§ **RECORDS**
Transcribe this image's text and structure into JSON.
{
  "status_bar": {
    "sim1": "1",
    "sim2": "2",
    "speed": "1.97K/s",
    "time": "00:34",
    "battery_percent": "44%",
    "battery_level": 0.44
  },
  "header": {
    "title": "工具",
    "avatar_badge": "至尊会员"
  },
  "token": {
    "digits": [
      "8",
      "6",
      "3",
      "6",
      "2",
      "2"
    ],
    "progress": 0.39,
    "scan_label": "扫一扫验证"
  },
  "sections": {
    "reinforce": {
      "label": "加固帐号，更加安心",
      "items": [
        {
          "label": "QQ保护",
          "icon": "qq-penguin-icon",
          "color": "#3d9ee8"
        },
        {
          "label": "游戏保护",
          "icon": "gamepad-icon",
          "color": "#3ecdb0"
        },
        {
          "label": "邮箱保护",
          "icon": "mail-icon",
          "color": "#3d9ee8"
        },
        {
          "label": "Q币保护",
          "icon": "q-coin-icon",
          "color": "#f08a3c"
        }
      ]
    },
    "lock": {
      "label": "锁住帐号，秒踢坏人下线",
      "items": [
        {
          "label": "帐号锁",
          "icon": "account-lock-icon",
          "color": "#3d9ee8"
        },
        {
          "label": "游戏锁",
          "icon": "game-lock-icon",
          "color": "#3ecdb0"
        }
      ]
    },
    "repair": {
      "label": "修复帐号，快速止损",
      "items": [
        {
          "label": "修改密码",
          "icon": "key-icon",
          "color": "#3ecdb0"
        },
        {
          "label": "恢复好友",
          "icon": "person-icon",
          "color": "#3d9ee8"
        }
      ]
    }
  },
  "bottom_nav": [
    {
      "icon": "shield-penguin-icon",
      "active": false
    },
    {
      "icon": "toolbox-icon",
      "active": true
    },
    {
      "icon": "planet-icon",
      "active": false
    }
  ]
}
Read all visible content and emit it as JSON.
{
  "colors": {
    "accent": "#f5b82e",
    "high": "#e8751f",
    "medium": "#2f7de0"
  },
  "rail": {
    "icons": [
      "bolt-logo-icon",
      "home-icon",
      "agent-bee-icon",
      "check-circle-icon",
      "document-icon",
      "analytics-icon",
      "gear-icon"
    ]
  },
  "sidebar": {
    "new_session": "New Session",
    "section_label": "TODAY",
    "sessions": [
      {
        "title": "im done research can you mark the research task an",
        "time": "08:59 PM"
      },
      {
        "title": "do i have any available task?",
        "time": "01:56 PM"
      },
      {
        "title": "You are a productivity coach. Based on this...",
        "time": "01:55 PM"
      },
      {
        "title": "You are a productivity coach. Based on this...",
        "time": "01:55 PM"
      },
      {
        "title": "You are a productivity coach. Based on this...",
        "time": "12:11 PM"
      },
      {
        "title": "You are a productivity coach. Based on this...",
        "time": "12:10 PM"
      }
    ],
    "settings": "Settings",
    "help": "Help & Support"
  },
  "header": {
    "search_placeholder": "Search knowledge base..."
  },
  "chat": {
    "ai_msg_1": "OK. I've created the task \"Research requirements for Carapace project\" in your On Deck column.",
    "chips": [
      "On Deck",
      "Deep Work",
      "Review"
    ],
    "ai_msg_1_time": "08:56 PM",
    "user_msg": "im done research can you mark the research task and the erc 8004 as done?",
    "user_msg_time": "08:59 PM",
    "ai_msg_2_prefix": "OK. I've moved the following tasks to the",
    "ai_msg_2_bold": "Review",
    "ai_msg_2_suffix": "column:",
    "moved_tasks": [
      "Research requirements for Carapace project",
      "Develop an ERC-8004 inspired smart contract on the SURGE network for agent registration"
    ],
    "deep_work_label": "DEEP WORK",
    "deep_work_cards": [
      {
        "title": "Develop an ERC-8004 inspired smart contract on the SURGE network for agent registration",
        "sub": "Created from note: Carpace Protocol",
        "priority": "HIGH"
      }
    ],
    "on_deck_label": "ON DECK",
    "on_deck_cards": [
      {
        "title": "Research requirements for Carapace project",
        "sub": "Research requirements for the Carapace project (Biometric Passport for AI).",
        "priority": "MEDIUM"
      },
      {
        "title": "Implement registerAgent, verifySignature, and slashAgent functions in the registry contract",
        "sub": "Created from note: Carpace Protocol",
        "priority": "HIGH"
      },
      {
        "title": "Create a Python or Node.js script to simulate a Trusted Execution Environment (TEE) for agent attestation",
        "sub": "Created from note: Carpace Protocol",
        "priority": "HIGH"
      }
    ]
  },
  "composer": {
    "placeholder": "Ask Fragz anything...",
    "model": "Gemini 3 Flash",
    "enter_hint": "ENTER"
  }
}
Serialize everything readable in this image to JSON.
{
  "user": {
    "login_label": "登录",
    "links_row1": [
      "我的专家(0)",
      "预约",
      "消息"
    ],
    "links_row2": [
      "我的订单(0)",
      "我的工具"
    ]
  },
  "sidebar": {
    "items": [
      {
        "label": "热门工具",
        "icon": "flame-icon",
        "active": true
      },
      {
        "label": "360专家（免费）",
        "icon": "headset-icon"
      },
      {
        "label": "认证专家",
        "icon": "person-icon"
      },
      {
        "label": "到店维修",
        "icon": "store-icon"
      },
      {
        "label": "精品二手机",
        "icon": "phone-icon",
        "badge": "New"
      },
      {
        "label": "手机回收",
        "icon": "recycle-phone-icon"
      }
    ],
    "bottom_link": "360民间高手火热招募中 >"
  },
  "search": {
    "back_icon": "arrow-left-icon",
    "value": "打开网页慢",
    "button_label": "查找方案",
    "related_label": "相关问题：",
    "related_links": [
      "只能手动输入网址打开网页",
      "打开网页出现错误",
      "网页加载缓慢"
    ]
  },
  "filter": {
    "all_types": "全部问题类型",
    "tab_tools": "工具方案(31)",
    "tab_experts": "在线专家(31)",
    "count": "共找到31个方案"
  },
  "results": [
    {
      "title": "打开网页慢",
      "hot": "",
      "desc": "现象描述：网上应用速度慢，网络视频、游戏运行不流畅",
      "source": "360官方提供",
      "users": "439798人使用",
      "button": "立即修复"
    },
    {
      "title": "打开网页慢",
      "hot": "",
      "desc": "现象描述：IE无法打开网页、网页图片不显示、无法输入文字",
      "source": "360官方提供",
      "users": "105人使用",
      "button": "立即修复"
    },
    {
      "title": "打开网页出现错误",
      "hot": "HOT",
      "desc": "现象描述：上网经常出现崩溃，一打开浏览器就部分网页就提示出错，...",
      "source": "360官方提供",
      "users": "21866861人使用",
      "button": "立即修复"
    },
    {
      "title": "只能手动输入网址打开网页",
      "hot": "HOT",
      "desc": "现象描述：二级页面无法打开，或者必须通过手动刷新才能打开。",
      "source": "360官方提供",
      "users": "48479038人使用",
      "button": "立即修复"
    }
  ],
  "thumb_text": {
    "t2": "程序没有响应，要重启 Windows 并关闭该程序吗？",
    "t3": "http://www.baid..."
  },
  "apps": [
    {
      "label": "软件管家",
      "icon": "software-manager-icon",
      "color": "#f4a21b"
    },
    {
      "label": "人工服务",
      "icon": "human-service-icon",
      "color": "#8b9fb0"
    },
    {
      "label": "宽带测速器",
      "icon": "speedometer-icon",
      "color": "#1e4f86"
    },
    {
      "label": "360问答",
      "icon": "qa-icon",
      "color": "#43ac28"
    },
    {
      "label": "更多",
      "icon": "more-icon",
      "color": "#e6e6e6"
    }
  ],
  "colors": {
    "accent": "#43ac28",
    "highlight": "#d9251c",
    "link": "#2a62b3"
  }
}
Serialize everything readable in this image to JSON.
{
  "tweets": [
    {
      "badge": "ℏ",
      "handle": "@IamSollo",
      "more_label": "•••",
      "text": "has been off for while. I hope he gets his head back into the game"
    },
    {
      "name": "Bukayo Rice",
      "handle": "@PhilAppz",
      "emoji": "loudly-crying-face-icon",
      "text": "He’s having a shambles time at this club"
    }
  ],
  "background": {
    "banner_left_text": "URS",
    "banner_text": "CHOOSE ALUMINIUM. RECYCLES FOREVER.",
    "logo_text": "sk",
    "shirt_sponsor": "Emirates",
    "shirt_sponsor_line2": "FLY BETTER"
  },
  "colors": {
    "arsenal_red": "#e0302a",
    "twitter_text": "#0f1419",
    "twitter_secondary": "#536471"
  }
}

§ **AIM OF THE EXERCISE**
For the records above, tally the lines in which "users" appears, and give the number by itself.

§ **ANSWER TO THE EXERCISE**
4